FPA MEDICAL MANAGEMENT: Stock Crashes 33% As Financial Troubles Deepen
San Diego-based FPA Medical Management Inc. saw its shares fall 33% yesterday as investors learned that creditors had given the physician management firm until June 11 to restructure its debts. The San Diego Union-Tribune reports that a recent filing with the Securities and Exchange Commission reveals that FPA is in "technical default on some of its loans." Since FPA's poor first-quarter earnings announcement last week, the company's shares have lost 75% of their value. The Union-Tribune reports that some analysts are calling the company's "survival into question." In addition to "secur[ing] short-term credit to satisfy its creditors," the company "will have to change dramatically to keep going," analysts said.
FPA's new CEO, Dr. Stephen Dresnick, said of the June deadline to resolve its credit issues, "We were out of compliance with certain ratios." But, he added, "I can't stress enough that we have not missed any payments and we have not been late with any payments.

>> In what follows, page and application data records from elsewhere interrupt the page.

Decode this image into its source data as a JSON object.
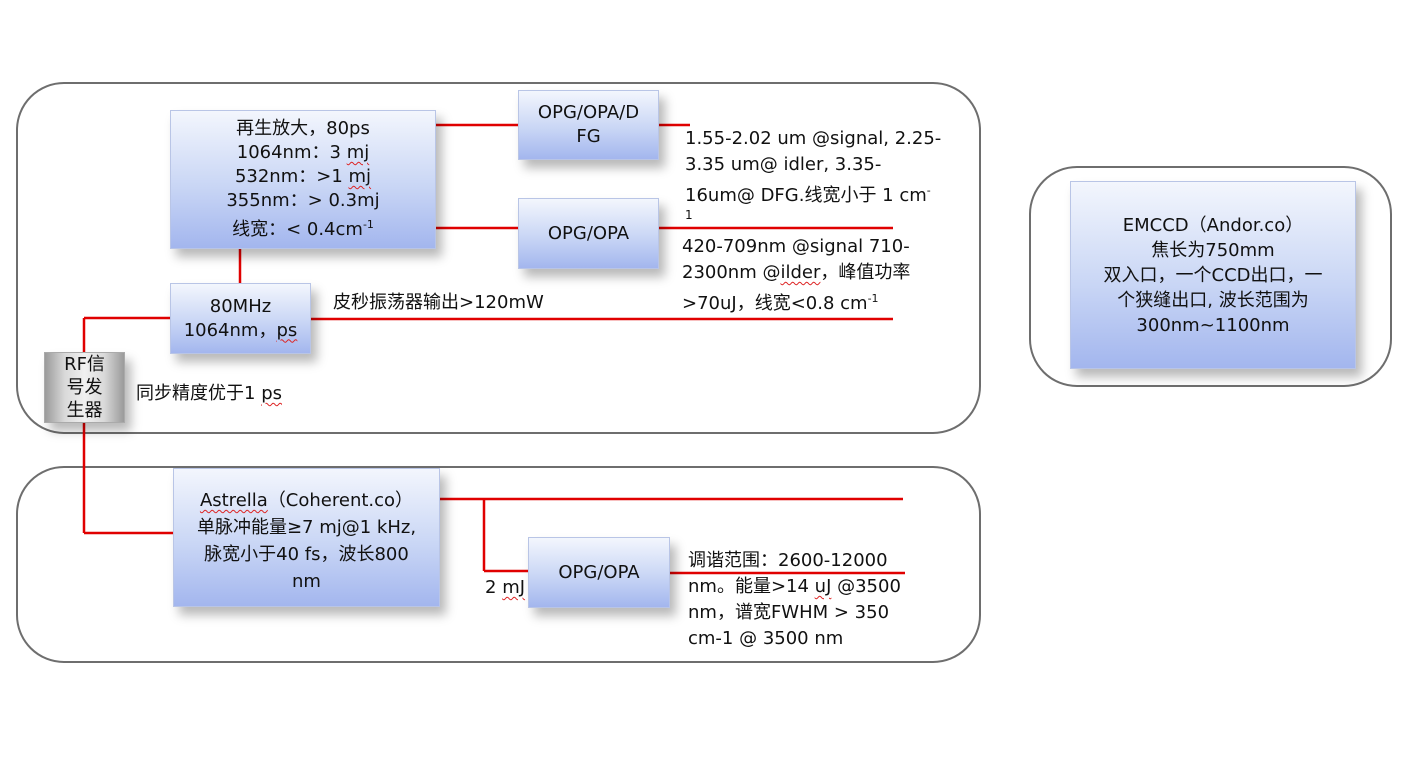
{
  "regen_amp": {
    "line1": "再生放大，80ps",
    "line2a": "1064nm：3 ",
    "line2b": "mj",
    "line3a": "532nm：>1 ",
    "line3b": "mj",
    "line4": "355nm：> 0.3mj",
    "line5a": "线宽：< 0.4cm",
    "line5sup": "-1"
  },
  "opg_dfg": {
    "line1": "OPG/OPA/D",
    "line2": "FG"
  },
  "dfg_desc": {
    "line1": "1.55-2.02 um @signal, 2.25-",
    "line2": "3.35 um@ idler, 3.35-",
    "line3a": "16um@ DFG.线宽小于 1 cm",
    "line3sup": "-",
    "line4": "1"
  },
  "opg_opa_top": {
    "label": "OPG/OPA"
  },
  "opa_desc": {
    "line1": "420-709nm @signal 710-",
    "line2a": "2300nm @",
    "line2b": "ilder",
    "line2c": "，峰值功率",
    "line3a": ">70uJ，线宽<0.8 cm",
    "line3sup": "-1"
  },
  "oscillator": {
    "line1": "80MHz",
    "line2a": "1064nm，",
    "line2b": "ps"
  },
  "osc_output": "皮秒振荡器输出>120mW",
  "rf_gen": {
    "line1": "RF信",
    "line2": "号发",
    "line3": "生器"
  },
  "sync_text": {
    "a": "同步精度优于1 ",
    "b": "ps"
  },
  "emccd": {
    "line1": "EMCCD（Andor.co）",
    "line2": "焦长为750mm",
    "line3": "双入口，一个CCD出口，一",
    "line4": "个狭缝出口, 波长范围为",
    "line5": "300nm~1100nm"
  },
  "astrella": {
    "line1a": "Astrella",
    "line1b": "（Coherent.co）",
    "line2": "单脉冲能量≥7 mj@1 kHz,",
    "line3": "脉宽小于40 fs，波长800",
    "line4": "nm"
  },
  "opg_opa_bottom": {
    "label": "OPG/OPA"
  },
  "mj_label": {
    "a": "2 ",
    "b": "mJ"
  },
  "tuning_desc": {
    "line1": "调谐范围：2600-12000",
    "line2a": "nm。能量>14 ",
    "line2b": "uJ",
    "line2c": " @3500",
    "line3": "nm，谱宽FWHM > 350",
    "line4": "cm-1 @ 3500 nm"
  },
  "colors": {
    "line": "#e00000",
    "border": "#6e6e6e",
    "box_top": "#f3f6fd",
    "box_bottom": "#a3b6ee"
  }
}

We have a plan of action to address the operational issues that we discussed in our conference call last week." But Volpe Brown Whelan & Co. analyst John Ederer said, "The concern has shifted to something much more severe, and that's whether the company can stay afloat." He added that the "biggest issue is probably the lack of working capital." The Union-Tribune notes that the SEC filing shows FPA reported having $12.4 million in cash at the end of March, a little over half of the $23.9 million it had at the end of 1997 (5/21). Further, the filing showed that FPA had about $285 million in debt as of May 15.
El Nino And Now This

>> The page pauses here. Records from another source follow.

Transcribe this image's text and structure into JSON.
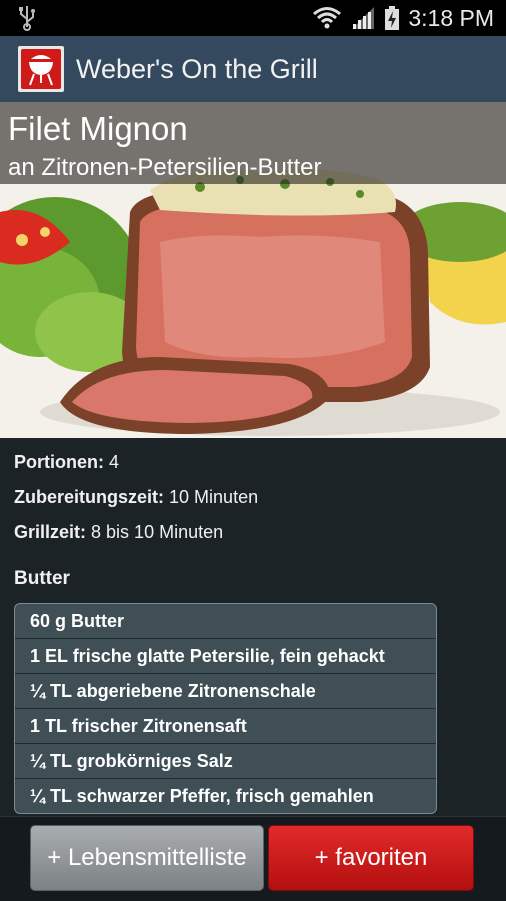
{
  "status_bar": {
    "time": "3:18 PM",
    "icons": [
      "usb-icon",
      "wifi-icon",
      "signal-icon",
      "battery-icon"
    ]
  },
  "app_bar": {
    "title": "Weber's On the Grill",
    "icon": "grill-icon"
  },
  "recipe": {
    "title": "Filet Mignon",
    "subtitle": "an Zitronen-Petersilien-Butter",
    "info": [
      {
        "label": "Portionen:",
        "value": "4"
      },
      {
        "label": "Zubereitungszeit:",
        "value": "10 Minuten"
      },
      {
        "label": "Grillzeit:",
        "value": "8 bis 10 Minuten"
      }
    ],
    "section_title": "Butter",
    "ingredients": [
      "60 g Butter",
      "1 EL frische glatte Petersilie, fein gehackt",
      "¼ TL abgeriebene Zitronenschale",
      "1 TL frischer Zitronensaft",
      "¼ TL grobkörniges Salz",
      "¼ TL schwarzer Pfeffer, frisch gemahlen"
    ]
  },
  "actions": {
    "shopping_list_label": "+ Lebensmittelliste",
    "favorites_label": "+ favoriten"
  },
  "colors": {
    "action_bar": "#34495e",
    "background": "#1b2327",
    "favorites_button": "#d01a1a",
    "list_button": "#8e9396"
  }
}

The Los Angeles Times reports that the descent of "onetime Wall Street darling" FPA "could cause headaches for hundreds of thousands of Californians." A breakdown at FPA, "which manages the business operations of nearly 8,000 physicians whose patients include 434,000 Southern Californians," the Times reports, "could trigger confusion and bureaucratic nightmares for many as HMOs cancel contracts and seek to shuffle patients to other doctors." The company "said it will lay off an unspecified number of workers and close facilities in Long Beach." It is also warning that it may have to pull out of its Sacramento market (see CHL 5/20) (Olmos, 5/21).

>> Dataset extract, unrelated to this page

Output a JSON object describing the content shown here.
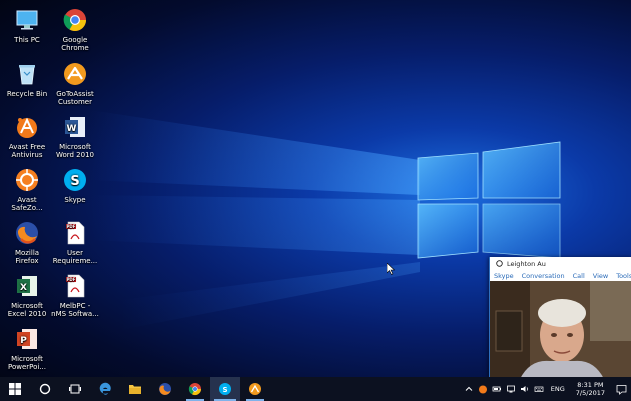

The Wall Street Journal reports that "as part of its efforts to alleviate" the financial predicament, FPA is "renegotiating its contracts with two of its largest HMO customers" -- Woodland Hills-based Foundation Health Systems Inc. and Santa Ana-based PacifiCare Health Systems Inc. But, the Journal notes, it's not "clear how far contract revisions with the HMOs might ease those pressures." The two HMOs said they were willing to work with FPA in the interests of their patients and physicians. Foundation spokesperson David Olson said, "The tone of the talks is positive. We're confident they will reach a successful conclusion." PacifiCare spokesperson Ben Singer said, "We're committed to working with (FPA)" (Rundle, 5/21).
Insult To Injury
The Union-Tribune reports that shareholders have filed a class-action lawsuit against FPA in federal district court in California. The lawsuit charges FPA and its officers with "issuing false information" in order to inflate its stock value (5/21).